> [Supplied data]:
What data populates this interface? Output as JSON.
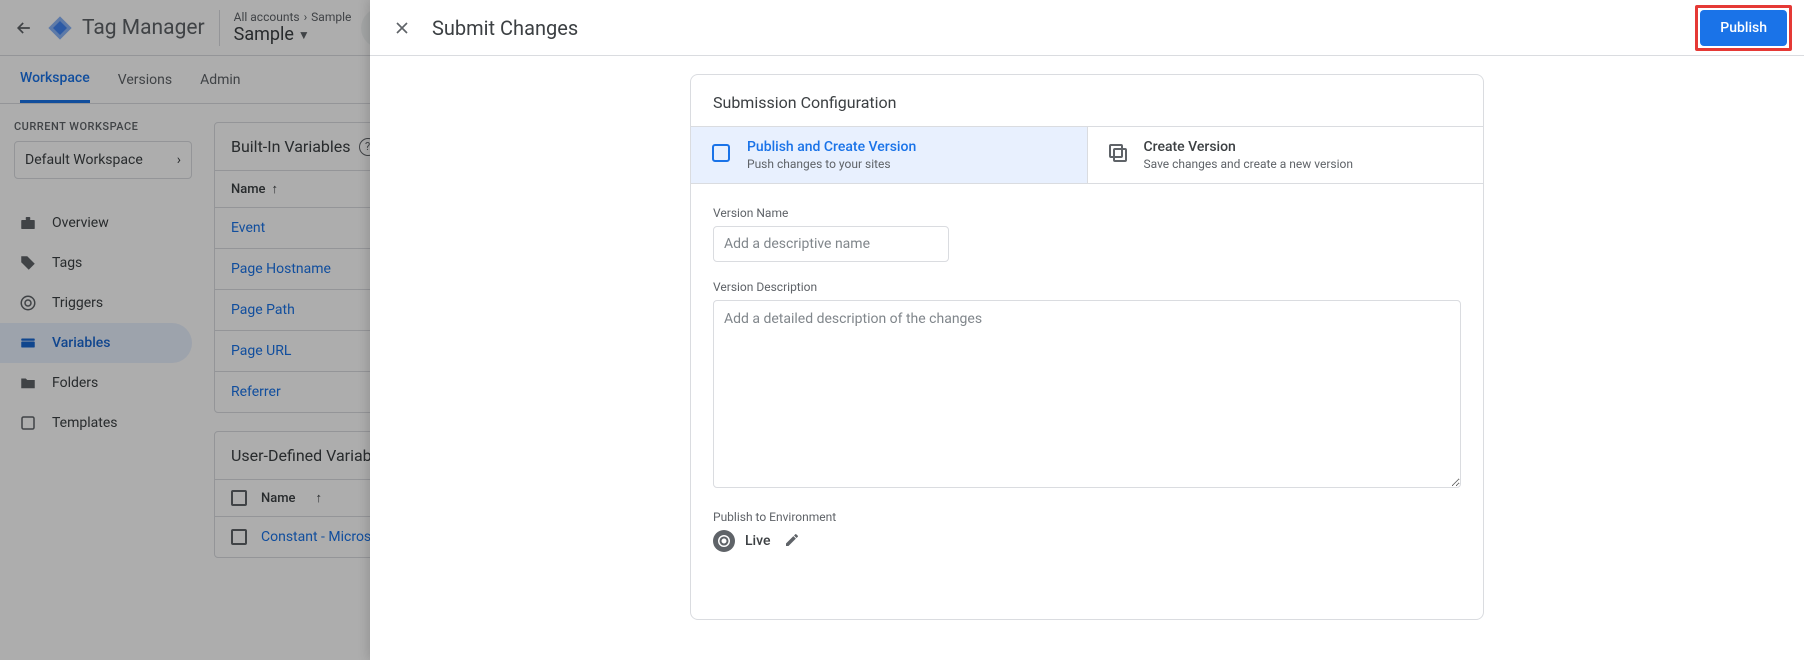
{
  "header": {
    "product": "Tag Manager",
    "crumb_all": "All accounts",
    "crumb_account": "Sample",
    "container": "Sample"
  },
  "tabs": {
    "workspace": "Workspace",
    "versions": "Versions",
    "admin": "Admin"
  },
  "sidebar": {
    "current_label": "CURRENT WORKSPACE",
    "current_value": "Default Workspace",
    "items": [
      {
        "label": "Overview"
      },
      {
        "label": "Tags"
      },
      {
        "label": "Triggers"
      },
      {
        "label": "Variables"
      },
      {
        "label": "Folders"
      },
      {
        "label": "Templates"
      }
    ]
  },
  "builtins": {
    "title": "Built-In Variables",
    "name_col": "Name",
    "rows": [
      "Event",
      "Page Hostname",
      "Page Path",
      "Page URL",
      "Referrer"
    ]
  },
  "userdef": {
    "title": "User-Defined Variables",
    "name_col": "Name",
    "rows": [
      "Constant - Microsoft"
    ]
  },
  "modal": {
    "title": "Submit Changes",
    "publish_btn": "Publish",
    "config_title": "Submission Configuration",
    "opt1_title": "Publish and Create Version",
    "opt1_sub": "Push changes to your sites",
    "opt2_title": "Create Version",
    "opt2_sub": "Save changes and create a new version",
    "version_name_label": "Version Name",
    "version_name_ph": "Add a descriptive name",
    "version_desc_label": "Version Description",
    "version_desc_ph": "Add a detailed description of the changes",
    "env_label": "Publish to Environment",
    "env_value": "Live"
  }
}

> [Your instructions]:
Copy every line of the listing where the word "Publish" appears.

> [Completed exercise]:
    "publish_btn": "Publish",
    "opt1_title": "Publish and Create Version",
    "env_label": "Publish to Environment",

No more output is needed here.